|In My Room from the Bully Series (Photo credit: Wikipedia)|
F. Effects on Children
[ 779 F.Supp.2d 306 ]
|[ 779 F.Supp.2d 306 ]|

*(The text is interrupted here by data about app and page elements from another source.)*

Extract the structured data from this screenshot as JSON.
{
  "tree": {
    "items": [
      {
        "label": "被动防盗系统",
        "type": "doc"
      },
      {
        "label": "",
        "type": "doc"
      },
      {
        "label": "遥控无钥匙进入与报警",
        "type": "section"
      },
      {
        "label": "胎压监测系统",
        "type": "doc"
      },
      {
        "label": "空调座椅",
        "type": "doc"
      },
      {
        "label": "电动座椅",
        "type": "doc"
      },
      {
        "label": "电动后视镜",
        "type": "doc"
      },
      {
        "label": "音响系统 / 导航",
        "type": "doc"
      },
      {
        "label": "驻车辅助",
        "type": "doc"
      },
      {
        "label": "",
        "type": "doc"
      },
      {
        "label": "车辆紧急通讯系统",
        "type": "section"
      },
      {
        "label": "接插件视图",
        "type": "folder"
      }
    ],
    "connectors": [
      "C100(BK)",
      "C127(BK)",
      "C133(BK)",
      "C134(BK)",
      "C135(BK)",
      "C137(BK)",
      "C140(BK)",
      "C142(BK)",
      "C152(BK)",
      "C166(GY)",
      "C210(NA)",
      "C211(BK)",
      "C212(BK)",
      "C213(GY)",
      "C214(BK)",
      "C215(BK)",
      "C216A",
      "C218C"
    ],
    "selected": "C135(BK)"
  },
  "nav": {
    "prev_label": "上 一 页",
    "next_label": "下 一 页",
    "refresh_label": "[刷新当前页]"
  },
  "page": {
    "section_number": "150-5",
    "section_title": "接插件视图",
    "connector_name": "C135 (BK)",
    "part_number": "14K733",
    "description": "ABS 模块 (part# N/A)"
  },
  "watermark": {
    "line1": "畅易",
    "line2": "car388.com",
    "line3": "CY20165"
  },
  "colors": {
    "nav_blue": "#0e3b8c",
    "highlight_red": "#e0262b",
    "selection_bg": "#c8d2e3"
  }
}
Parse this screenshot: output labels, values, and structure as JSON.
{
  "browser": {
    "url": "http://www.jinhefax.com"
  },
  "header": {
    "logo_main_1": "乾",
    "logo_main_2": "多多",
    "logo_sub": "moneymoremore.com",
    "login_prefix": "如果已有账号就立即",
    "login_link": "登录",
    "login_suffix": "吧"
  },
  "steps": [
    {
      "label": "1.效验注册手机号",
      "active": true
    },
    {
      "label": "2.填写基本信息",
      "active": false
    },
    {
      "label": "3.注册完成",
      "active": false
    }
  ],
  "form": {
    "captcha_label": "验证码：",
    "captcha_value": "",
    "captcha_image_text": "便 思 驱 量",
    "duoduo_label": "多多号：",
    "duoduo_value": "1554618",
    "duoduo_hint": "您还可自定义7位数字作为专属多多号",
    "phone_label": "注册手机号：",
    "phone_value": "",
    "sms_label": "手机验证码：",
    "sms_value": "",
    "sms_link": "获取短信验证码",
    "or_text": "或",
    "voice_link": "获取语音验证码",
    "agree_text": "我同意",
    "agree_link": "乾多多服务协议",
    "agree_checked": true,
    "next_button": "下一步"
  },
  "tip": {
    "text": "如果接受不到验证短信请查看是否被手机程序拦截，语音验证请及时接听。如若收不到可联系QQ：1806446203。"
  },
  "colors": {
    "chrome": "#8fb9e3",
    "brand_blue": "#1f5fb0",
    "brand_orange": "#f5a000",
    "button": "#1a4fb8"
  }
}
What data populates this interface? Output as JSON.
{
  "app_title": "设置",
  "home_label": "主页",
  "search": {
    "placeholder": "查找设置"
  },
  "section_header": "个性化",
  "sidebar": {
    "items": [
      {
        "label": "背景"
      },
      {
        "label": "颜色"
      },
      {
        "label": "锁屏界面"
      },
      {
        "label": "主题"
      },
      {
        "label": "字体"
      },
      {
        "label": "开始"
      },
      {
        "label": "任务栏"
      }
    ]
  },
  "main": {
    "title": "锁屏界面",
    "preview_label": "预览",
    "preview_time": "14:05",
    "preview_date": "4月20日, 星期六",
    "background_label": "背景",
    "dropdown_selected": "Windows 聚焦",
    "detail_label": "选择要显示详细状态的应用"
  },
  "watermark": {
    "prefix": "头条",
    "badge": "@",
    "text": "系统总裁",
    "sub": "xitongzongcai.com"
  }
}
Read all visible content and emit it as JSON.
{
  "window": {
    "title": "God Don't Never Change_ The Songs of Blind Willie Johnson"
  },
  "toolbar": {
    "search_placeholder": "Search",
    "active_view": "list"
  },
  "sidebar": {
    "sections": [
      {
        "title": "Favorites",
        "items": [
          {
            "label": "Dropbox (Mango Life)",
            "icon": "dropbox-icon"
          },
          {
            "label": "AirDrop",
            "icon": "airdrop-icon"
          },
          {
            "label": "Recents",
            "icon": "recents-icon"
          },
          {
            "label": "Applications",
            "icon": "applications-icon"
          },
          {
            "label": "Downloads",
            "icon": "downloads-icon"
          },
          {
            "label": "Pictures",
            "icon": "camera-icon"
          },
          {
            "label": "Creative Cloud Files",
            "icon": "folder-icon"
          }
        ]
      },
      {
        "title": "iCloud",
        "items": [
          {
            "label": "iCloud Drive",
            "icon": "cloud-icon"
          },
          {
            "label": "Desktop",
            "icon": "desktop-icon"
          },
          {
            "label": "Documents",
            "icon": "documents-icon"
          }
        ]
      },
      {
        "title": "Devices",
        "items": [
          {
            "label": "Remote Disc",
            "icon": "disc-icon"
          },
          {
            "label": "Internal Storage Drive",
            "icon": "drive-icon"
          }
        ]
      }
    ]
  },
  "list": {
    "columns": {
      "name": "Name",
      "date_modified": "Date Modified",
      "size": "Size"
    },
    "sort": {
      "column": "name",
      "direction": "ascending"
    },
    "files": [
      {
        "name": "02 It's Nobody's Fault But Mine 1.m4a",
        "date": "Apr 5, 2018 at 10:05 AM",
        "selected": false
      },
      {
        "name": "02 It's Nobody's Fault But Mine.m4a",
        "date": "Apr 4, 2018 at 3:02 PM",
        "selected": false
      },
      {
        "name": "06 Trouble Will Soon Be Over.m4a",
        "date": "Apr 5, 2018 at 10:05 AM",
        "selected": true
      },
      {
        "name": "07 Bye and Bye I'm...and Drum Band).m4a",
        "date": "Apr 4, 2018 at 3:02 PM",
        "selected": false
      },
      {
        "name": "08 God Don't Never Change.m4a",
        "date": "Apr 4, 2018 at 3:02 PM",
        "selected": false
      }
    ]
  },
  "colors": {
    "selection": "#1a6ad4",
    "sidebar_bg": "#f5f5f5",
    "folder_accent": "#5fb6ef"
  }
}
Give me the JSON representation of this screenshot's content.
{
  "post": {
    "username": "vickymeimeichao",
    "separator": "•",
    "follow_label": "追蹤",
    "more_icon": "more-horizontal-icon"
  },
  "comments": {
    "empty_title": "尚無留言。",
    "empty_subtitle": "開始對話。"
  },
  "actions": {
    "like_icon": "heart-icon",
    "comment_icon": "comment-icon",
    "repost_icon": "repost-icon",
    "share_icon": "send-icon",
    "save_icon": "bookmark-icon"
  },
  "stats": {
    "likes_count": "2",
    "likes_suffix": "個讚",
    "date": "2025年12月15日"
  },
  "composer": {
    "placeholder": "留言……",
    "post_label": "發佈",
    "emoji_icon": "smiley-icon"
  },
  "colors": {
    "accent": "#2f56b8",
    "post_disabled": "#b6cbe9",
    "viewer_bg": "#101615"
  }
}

("Bullying can also be viewed as a component of a more generally antisocial and rule-breaking (conduct disordered') behavior pattern. From this perspective, it is natural to predict that youngsters who are aggressive and bully others, run a clearly increased risk of later engaging in other problem behaviors such as criminality and alcohol abuse. A number of recent studies confirm their general prediction.") Additionally, bullies are more likely than non-bullies to commit a felony in the future. Olweus, supra, at 36; Macklem, supra, at 44 (finding in one longitudinal study that "[b]ullying was clearly a precursor to later violent behavior for this group, although, of course, not all bullies would persist along this pathway toward violence"). In one study, 60 percent of boys identified as bullies in grades six to nine had at least one conviction by age 24, and 35 to 40 percent of them had three or more convictions. Olweus, supra, at 36. This is a four-fold increase in the level of criminality over that of non-bullies. Victims had an average or below-average chance of engaging in future criminality. Id.